Now, in order to estimate how many articles a researcher, on average, publishes in the given field, we calculate the point where the regression line for the plotted, s-truncated average population value crosses the y-axis (first the average is calculated for all the authors with one or several articles, then for authors with more than one article and so on). The number of articles form the x-axis and the different averages the y-axis. A linear function is produced by a weighted least square regression (in the example the weights are proportionally inverted to the standard error for each truncated average value). The graph below shows is a result of the described approach.
The point of intersection on the y-axis is equal to 1.68. Our estimation of how many articles an average researcher in our field produces on average corresponds very well with the real value (which we get when we use a population of 5,000 authors). If the reference value is calculated in the same way for all fields a just comparison between them can be done. For example, a chemistry institution's production of 56 articles could be approximatively equal (in terms of what the number of articles corresponds to in the form of a researcher with an average production of articles) to a humanities institution that has produced 4 articles during the same time period, given that the reference values are 2.22 and 0.16 respectively (the Nordic reference values according HSV 2008:18R). Incidentally, we could also estimate the total number of researchers in our fictitious field by dividing the number of articles (which, in this case is 8,318) with the number of articles produced by the average researcher: 8318/1.68 = 4,951, which is a very good estimation of the actual number of 5,000. When using this in a real case, empirical data may lead us to question the reasonability of the distribution assumption, and we can hardly hope for such exact estimations as the ones we produced in this fictitious example.

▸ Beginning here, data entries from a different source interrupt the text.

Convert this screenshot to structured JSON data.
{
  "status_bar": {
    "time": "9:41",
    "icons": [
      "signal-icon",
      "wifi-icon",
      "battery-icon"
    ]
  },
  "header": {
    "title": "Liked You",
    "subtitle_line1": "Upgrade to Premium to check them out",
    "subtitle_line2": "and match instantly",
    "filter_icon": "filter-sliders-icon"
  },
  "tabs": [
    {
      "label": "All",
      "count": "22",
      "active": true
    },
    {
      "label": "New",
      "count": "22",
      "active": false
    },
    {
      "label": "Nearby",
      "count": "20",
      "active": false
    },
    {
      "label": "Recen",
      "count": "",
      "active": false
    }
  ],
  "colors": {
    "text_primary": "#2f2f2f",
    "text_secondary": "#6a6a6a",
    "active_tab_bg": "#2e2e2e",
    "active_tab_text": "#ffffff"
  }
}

Now we have reference values for the number of received citations in different fields and reference values for the number of published articles in different fields. For a given university the normalized productivity per macro category is calculated by identifying how the university's articles are distributed across the 34 categories and divide each number with the corresponding reference values. We then have a normalized value which, to a great extent, should reflect all the university's resources - direct state funds and external research grants - in that increased resources result in more staff, who in turn produce articles. It is also a value that can be interpreted as a value of how many researchers, on average, to which the number of articles correspond. Before the normalized productivity values for each field are added up, they are multiplied with the corresponding normalized citation rate (remember that this is a quotient equal to 1 if the articles, on average, are cited as much as the world average). After the summation, each university has received a value which is a combination of scientific productivity and scientific impact. Together with an indicator for received external grants, this value constitute the basis for the allocation of direct funds.
Now, an important observation is that if a given university can turn its publishing - specifically in such fields as the humanities, education, and the social sciences - to an increased share of articles in international journals, a greater share of the allocated funds will be attained. That is, providing that the normalized citation rate is not decreasing considerably. One exception exists though concerning the humanities where only normalized article production is counted (the normalized citation rate is 1, i.e. equal to the world average), as citation data for the humanities are too volatile. One could even say that humanists actually find themselves in a relatively advantageous situation since they have quite a low share of articles in the given database and a moderate increase should have great impact.
Content updated 2015-08-16